“It shouldn’t surprise you that famous people who bask in adulation all day long behave poorly when the cameras are off,” Carlson said during Business Insider’s Ignition conference on Thursday.

“It’s awful, ” he added. “Abuse of power is always awful — any kind of power; sexual power, financial power. It’s also really common. People abuse their power, by definition.”

Carlson is now a popular Fox News host, but he previously had a perch at MSNBC. The pundit said he still had friends at the network, describing them as “good people.”

Lauer allegedly propositioned employees, made lewd jokes to co-workers, and behaved inappropriately with a female colleague while covering the 2014 Sochi Olympics. He is the latest high-profile media and entertainment figure to be accused of sexual misbehavior, joining a group that includes Kevin Spacey, Harvey Weinstein, John Lasseter, Dustin Hoffman, Charlie Rose, as well as former Fox News chief Roger Ailes and Bill O’Reilly, the conservative host that Carlson replaced.

“It’s shocking,” said Carlson. “Especially when it happens in an industry you’re familiar with to people you know. It’s even more awful in a way.”

Fox News has been lavishly praised by President Donald Trump for its largely positive coverage of his administration. Despite the Oval Office kudos, Carlson said he thinks that all of the cable news networks are paying too much attention to Trump.

“If you’re programming your entire schedule against one guy and his tweets, it’s possible you’re missing other stories,” Carlson said.

He did offer some praise for the 45th president, saying, “people don’t give Trump the credit he deserves for being hilarious.”

Carlson called the Democratic Party a “force for bad,” but said he did not vote for Trump and does not vote in any elections, save the mayoral race in his native Washington, D.C. Because the city is overwhelmingly Democratic, and he wants to vote in the primary, he is registered with the party.
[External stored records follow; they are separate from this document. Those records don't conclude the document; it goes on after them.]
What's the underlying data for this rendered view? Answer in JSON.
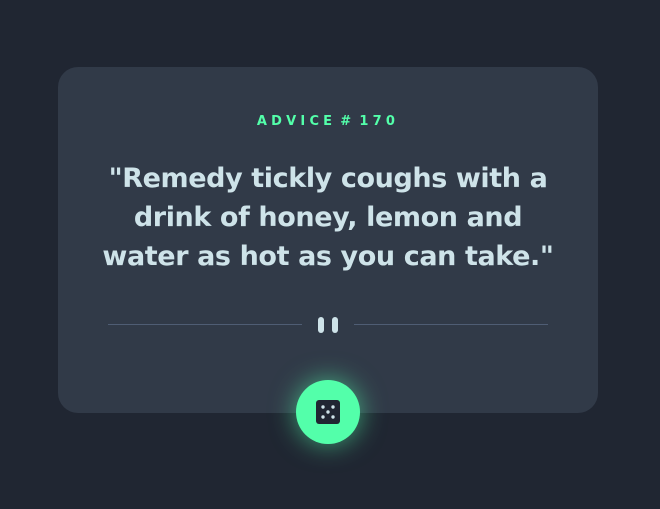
{
  "advice": {
    "label": "ADVICE",
    "hash": "#",
    "id": "170",
    "text": "\"Remedy tickly coughs with a drink of honey, lemon and water as hot as you can take.\""
  },
  "icons": {
    "divider": "pause-icon",
    "button": "dice-icon"
  },
  "colors": {
    "background": "#202632",
    "card": "#313a48",
    "accent": "#53ffaa",
    "text": "#cee3e9",
    "divider": "#4f5d74"
  }
}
“I always vote for the more corrupt candidate over the idealist, the person who will be happiest taking payouts from developers and leave me alone,” Carlson said. “Every four years there’s always some guy who’s like ‘I’m going to make your life better.’ I vote against that person every single time.”